This book is based on the idea that instruction carries in-built risks, and instructional practices can be counterproductive unless used with care. Referencing a wide range of approaches to increasing effectiveness, Instructional Risk provides an explanation of why some forms of instruction are less powerful than they should be. Elaborating on rather than advising against these forms of instruction, it illustrates how teachers can use instructional practices effectively through managing risk and being adaptive in their use of them in the many and dynamic microsystems of the classroom.
The book is unique in bringing together disparate evidence from a range of research areas and across core curriculum areas of English Language Arts, mathematics and science, for a theory of `Instructional Risk'; the basic proposition for which is that instructional approaches carry known and predictable risks. The book focuses on the expertise required to overcome risks, which are exaggerated for children from communities not well served by our schools. The book is also a critique of research that is 'programmatic' and limited to experimental evidence and summaries of that evidence which are uncritically developed into statements about `What Works'.
Made to be both an explication of the theory through repeated examples as well as a technical resource, this book will be vital reading for lecturers and postgraduate students of Education and Educational Psychology.
Stuart McNaughton is Professor of Education at the University of Auckland and New Zealand's Chief Education Scientific Advisor.

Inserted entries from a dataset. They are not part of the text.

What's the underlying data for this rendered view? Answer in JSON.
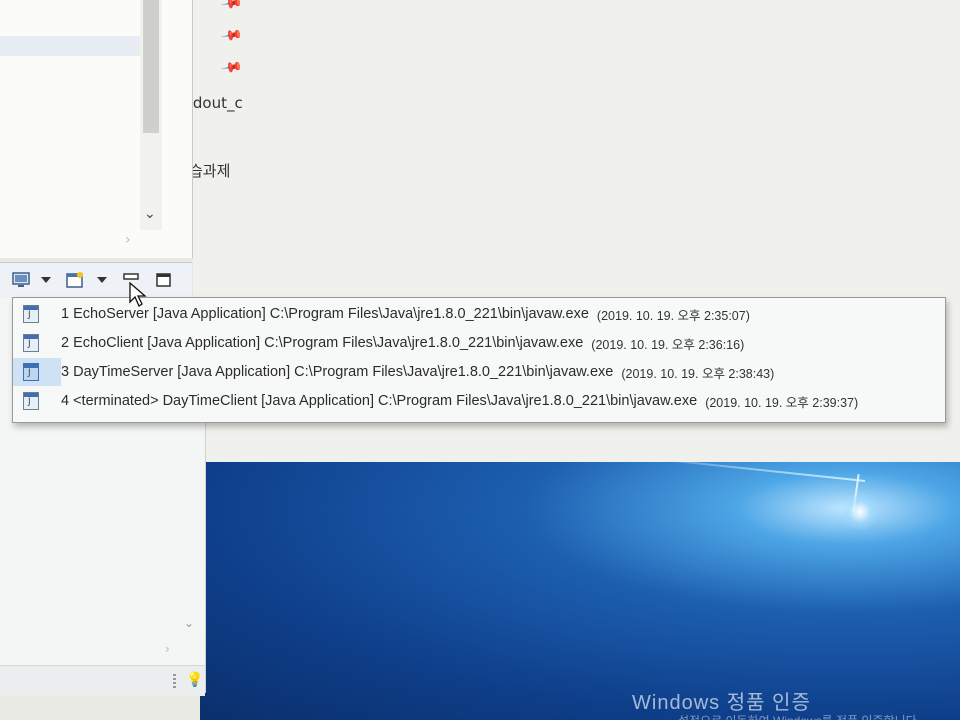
{
  "editor": {
    "line1": "tdout_c",
    "line2": "습과제"
  },
  "launch_history": {
    "items": [
      {
        "label": "1 EchoServer [Java Application] C:\\Program Files\\Java\\jre1.8.0_221\\bin\\javaw.exe",
        "timestamp": "(2019. 10. 19. 오후 2:35:07)"
      },
      {
        "label": "2 EchoClient [Java Application] C:\\Program Files\\Java\\jre1.8.0_221\\bin\\javaw.exe",
        "timestamp": "(2019. 10. 19. 오후 2:36:16)"
      },
      {
        "label": "3 DayTimeServer [Java Application] C:\\Program Files\\Java\\jre1.8.0_221\\bin\\javaw.exe",
        "timestamp": "(2019. 10. 19. 오후 2:38:43)"
      },
      {
        "label": "4 <terminated> DayTimeClient [Java Application] C:\\Program Files\\Java\\jre1.8.0_221\\bin\\javaw.exe",
        "timestamp": "(2019. 10. 19. 오후 2:39:37)"
      }
    ]
  },
  "desktop": {
    "activation_title": "Windows 정품 인증",
    "activation_sub": "설정으로 이동하여 Windows를 정품 인증합니다."
  },
  "icons": [
    "display-console-icon",
    "open-console-icon",
    "minimize-icon",
    "maximize-icon",
    "pin-icon",
    "lightbulb-icon",
    "java-app-icon"
  ],
  "colors": {
    "menu_highlight": "#cfe2f5",
    "desktop_blue": "#1d5fb0"
  }
}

Part I: Introduction Chapter One: The idea of risk Part II: Too much support Chapter Two: Teaching routines that cause procedural displays Chapter Three: Scaffolds that limit learning Chapter Four: Isolating components and compartmentalising learning Chapter Five: Feedback which undermines agency Part III: Too much support Chapter Six: Discovery and little learning Chapter Seven: Inquiry and ineffective learning Chapter Eight: Learner agency, digital learning and a new romanticism. Part IV: Misdirected support Chapter Nine: Assessment and the risk of restricting learning Chapter Ten : Focusing on the familiar and reducing transfer Conclusion: grand designs for teaching, learning and research